“It betrays a core problem of Australian business, a worldview that it’s governments that deliver things like productivity and trade opportunities.”
Then there’s its call for tax reform. Despite pages of discussion, the BCA’s tax proposal boils down to this: business is paying too much tax, and the rest of us aren’t paying enough, so the GST should be increased and the corporate tax rate dropped to 25%. “Business tax concessions should be re-examined,” the report adds blithely. Well, the government did investigate tax concessions last year — got a business working group to look at it, in fact. And what happened? The miners jacked up so much that the idea was killed off. As the Business Tax Working Group drily noted in its final report last year, it had “found it difficult to identify support for measures that would further broaden the business tax base”.
The BCA also calls on the government to “participate in global discussions on international tax issues, including around base erosion and profit shifting, through our participation in the G20”. Participate. But not actually do anything — “Australia should not seek to be a world leader in combating base erosion and profit shifting”. Seems the BCA is gung-ho on Comprehensive Tax Reform and being world-class in economic matters — as long as it doesn’t harm any businesses.
The other thing that’s missing is an awareness by the BCA of how the economy, and consumer behaviour, has changed since the financial crisis. Reserve Bank Governor Glenn Stevens gave yet the latest of a number of speeches about this on Tuesday.
Stevens’ central point is that we (Australian consumers, business, unions and government) can’t expect the pre-GFC good times to return any time soon. Consumers are back to their historic level of caution, saving rather than spending madly, and consuming in different ways. “It is even clearer now than it was two years ago that the behaviour of households has changed in a very important way,” Stevens said. “The slowdown in asset values has been associated with a lift in saving and a slower path for consumption, which has had important implications for the economy.” He went on:
“[S]ome strengthening in consumption from recent rather subdued growth rates is a reasonable expectation, but we should not expect a return to the sorts of growth seen in the 1995–2007 period.

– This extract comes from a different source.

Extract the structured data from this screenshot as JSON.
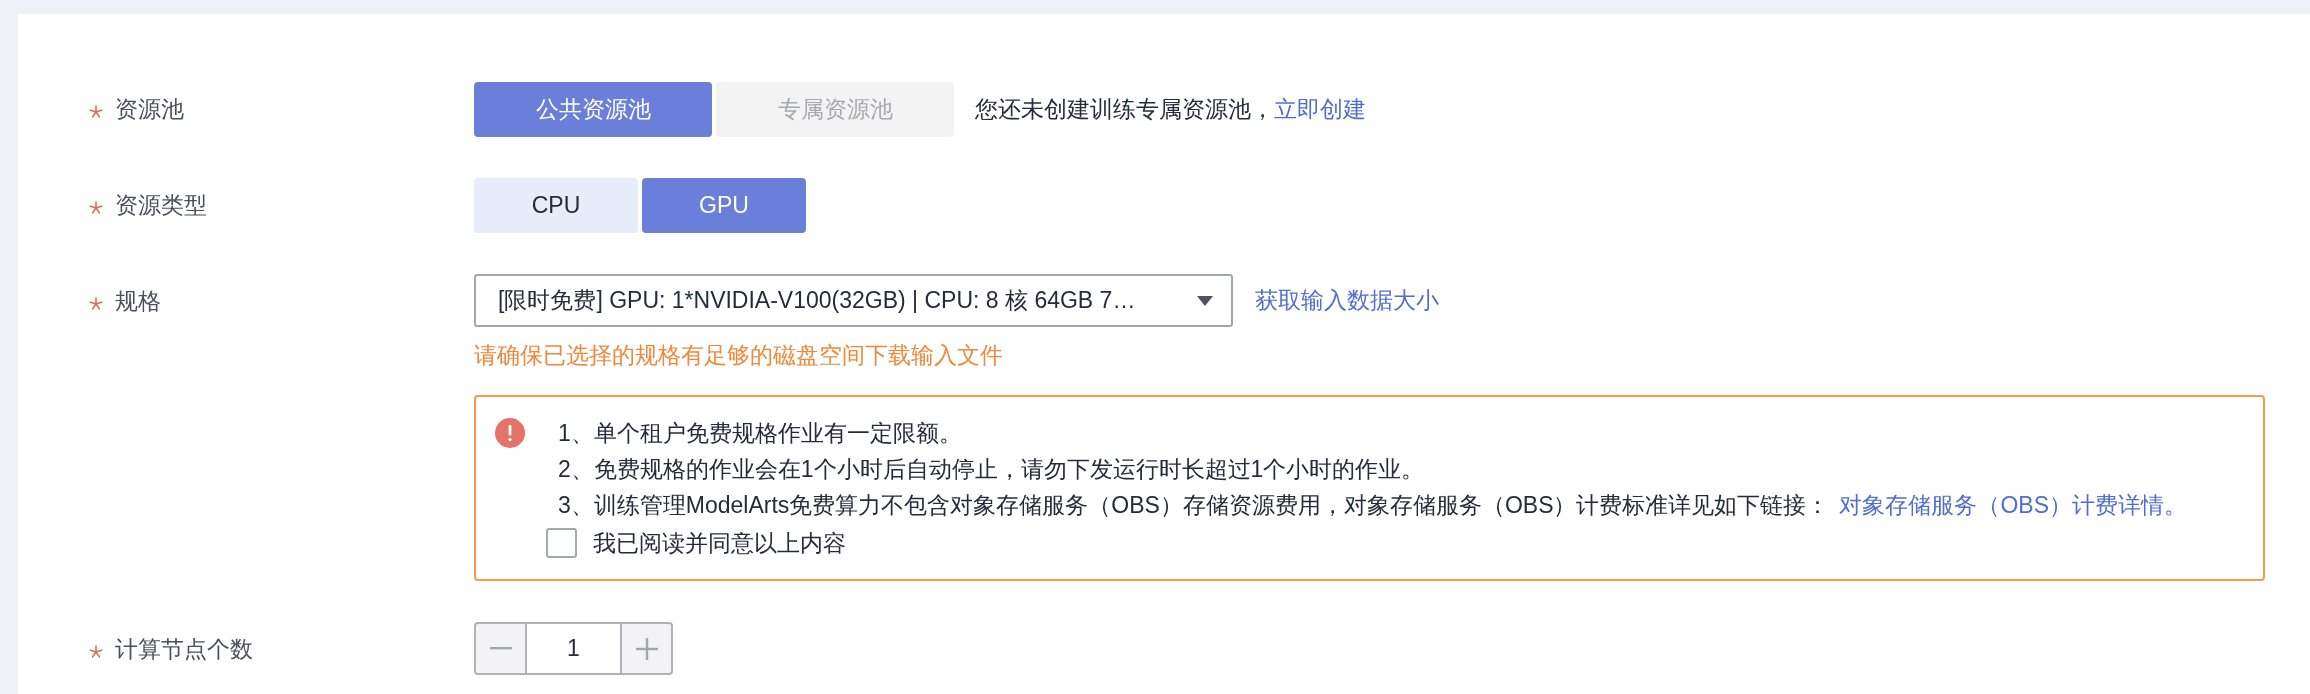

Nor, surely, should we try to engineer one, at least on the back of borrowing.”
That business believes that whatever is good for business is automatically in the national interest will surprise no one: whether the BCA’s Jennifer Westacott or Tony Shepherd actually believe this, or are simply being disingenuous, is a matter for them. But what’s fascinating about the BCA report is its broader tone that Australian business will only prosper if governments and the community deliver “reform” to it.
Even on issues such as the need for greater global engagement by Australian business, the BCA is all about what government can do — most particularly, remove restrictions on 457 visas. Action 6.8 is “we should establish high-level CEO dialogues with emerging economic partners in the region”. As the joke goes, who’s “we”, white man? Why hasn’t the BCA done this already?
In the end, the report is a vast, passive-aggressive economic fridge note. “Reform” is what everyone else can do for business, even when it’s business itself that is failing to do basic things like engage with key trading partners. It betrays a core problem of Australian business, a worldview that it’s governments that deliver things like productivity and trade opportunities. And even when politicians deliver what the BCA wants, they get no credit.